I put some fresh apples which were turning soft cut up (without seeds), in water, sugar and covered with a coffee filter. Put it on my counter (last Sept), not in dark. I stir it periodically. Never drained it (read drain when the fruit falls to bottom of gallon container). A few days ago it started to begin to sink and become kinda cloudy. Today I noticed a scoby has filled the top. I did not know Vinegar would do this, and thus that is how I found your website. What should I do now? How can I use this… should I begin again with the Scoby and fresh apples? I started this at a friends suggestion, as she suggests I take a table spoon of Vinegar with a Mother daily for my health. Can I drain the fruit and do that even though a Scoby is floating on top? Is it ready? I have been reading up on making Kombucha and have a Kombucha recipe book, can I use this fermentation juice in lieu of the Kombucha juice and use it in that way?
Hi Bren, Glad to have you on the site! The SCOBY is not an issue, so your vinegar is fine. Just strain it into a clean jar and let it age for a bit longer. I usually age my vinegar for at least 6 months, but it’s up to you. You could use the SCOBY to make more scrappy apple cider vinegar. However, it is not the same as a kombucha SCOBY. Cheers, Emillie
I have a good tree in the backyard when my apples fall of I use them instead of the scraps i just wash them cut up small and follow the recipe been in the jar 2 weeks now and can smell the vinegar just a bit cloudy at the moment do I now seal it with a top it’s now in a plastic Pop bottle.
I have a Braggs that has formed a SCOBY. Can I add the SCOBY to my jar as well? Is there any benefit? Will it speed up the process at all?
Oh wait, I see you answered someone else that you can use the SCOBY to make scrap vinegar!
Yes! I actually get a SCOBY on my ACV about once every few years. 🙂 I think it’s more likely if you have other SCOBYs in your home. Enjoy!
Thanks for putting up this recipe. Is it ok to still stir which means breaking up the white fillm / SCOBY that has formed on top?
It’s totally fine to break up the pellicle that’s formed on top of your vinegar… in fact, it’s necessary for this recipe! It will probably grow back within a week and it suggests you have a good ferment going. Cheers! Emillie
Can honey in equal amount be used instead of sugar?
There are two issues with swapping honey (or any other sweetener) in this recipe. 1. The yeast in ACV feeds on sucrose. So regular sugar or coconut sugar is fine. Honey is a mix of glucose-fructose, so it won’t properly feed the yeast. 2. Raw honey naturally has its own bacteria and yeast culture.
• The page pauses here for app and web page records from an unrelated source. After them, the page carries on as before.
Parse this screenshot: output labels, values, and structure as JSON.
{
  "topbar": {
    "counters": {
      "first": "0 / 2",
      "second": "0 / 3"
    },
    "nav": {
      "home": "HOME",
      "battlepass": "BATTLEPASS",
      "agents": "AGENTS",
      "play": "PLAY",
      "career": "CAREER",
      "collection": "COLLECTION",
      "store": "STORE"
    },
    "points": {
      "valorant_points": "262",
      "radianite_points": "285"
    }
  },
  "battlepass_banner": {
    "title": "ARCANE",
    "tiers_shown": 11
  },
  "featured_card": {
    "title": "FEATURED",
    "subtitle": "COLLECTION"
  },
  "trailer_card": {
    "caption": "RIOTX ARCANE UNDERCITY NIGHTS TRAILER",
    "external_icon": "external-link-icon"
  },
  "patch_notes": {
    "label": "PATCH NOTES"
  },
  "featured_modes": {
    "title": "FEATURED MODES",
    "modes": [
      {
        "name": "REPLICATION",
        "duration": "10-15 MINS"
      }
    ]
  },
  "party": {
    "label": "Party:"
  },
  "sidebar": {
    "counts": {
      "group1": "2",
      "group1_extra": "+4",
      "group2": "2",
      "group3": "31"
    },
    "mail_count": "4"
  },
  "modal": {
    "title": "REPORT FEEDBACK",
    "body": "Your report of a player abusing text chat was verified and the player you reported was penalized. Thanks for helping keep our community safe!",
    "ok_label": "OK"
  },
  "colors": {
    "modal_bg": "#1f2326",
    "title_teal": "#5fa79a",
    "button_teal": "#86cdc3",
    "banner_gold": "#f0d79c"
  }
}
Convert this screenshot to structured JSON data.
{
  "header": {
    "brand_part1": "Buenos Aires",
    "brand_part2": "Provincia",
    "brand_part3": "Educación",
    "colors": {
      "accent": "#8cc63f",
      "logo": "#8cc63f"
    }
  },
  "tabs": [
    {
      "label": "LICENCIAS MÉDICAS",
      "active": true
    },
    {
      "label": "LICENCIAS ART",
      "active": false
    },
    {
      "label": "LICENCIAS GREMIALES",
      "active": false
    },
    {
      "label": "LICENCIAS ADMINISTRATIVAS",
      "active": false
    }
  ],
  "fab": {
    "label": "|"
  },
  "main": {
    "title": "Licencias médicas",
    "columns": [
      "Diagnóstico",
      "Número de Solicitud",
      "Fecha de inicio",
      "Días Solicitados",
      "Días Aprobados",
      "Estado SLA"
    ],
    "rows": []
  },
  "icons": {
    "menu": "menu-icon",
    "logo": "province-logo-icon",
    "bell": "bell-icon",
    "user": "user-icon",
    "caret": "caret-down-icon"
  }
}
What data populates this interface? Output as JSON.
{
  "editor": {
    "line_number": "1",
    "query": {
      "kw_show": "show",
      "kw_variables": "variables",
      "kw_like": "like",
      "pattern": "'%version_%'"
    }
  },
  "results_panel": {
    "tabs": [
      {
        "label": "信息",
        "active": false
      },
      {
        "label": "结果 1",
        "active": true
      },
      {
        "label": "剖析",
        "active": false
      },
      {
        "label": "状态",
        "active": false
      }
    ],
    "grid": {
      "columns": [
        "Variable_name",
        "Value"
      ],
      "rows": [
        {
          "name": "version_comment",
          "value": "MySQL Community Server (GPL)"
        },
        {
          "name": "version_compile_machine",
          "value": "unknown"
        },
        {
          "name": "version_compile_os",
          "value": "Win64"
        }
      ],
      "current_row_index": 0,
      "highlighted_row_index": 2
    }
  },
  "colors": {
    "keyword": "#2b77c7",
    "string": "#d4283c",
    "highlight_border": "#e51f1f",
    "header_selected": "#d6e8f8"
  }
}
So it will ferment into mead first. Mead can ferment into vinegar, it just won’t be the same flavor as typical ACV.
If you are concerned about consuming sugar, I can assure you, that there really isn’t any left in the final product. If you happen to have a lot of raw honey, then feel free to use it and turn this recipe into a mead-based variation!
Once it is done and strained does it need to be refrigerated or is it pantry safe to store?
Nope! The vinegar is shelf-stable, just like all other kinds of vinegar. However, you do need to let it fully ferment with a cloth or coffee filter cover for at least 1 more month after straining. Otherwise, the acetic acid bacteria won’t be able to do their work. Cheers!
After fermenting the liquid for 6 months in the closet with a coffee filter top, I have what looks and smells like a healthy ferment. It has a mother and a pellicle, which is now dropping down since I moved it. Do I strain it now and then let it sit in the closet again for another month or do I refrigerate it without staining the mother out? I just want to make sure I’m finishing it off properly. Thank you so much!
Hurrah! It sounds like a great batch of scrap ACV. When I’m ready to start using it, I just strain it into a bottle and store it in the cupboard with my other bottles of vinegar. It may grow a mini-pellicule, but after 6 months, it’s probably done fermenting. Enjoy!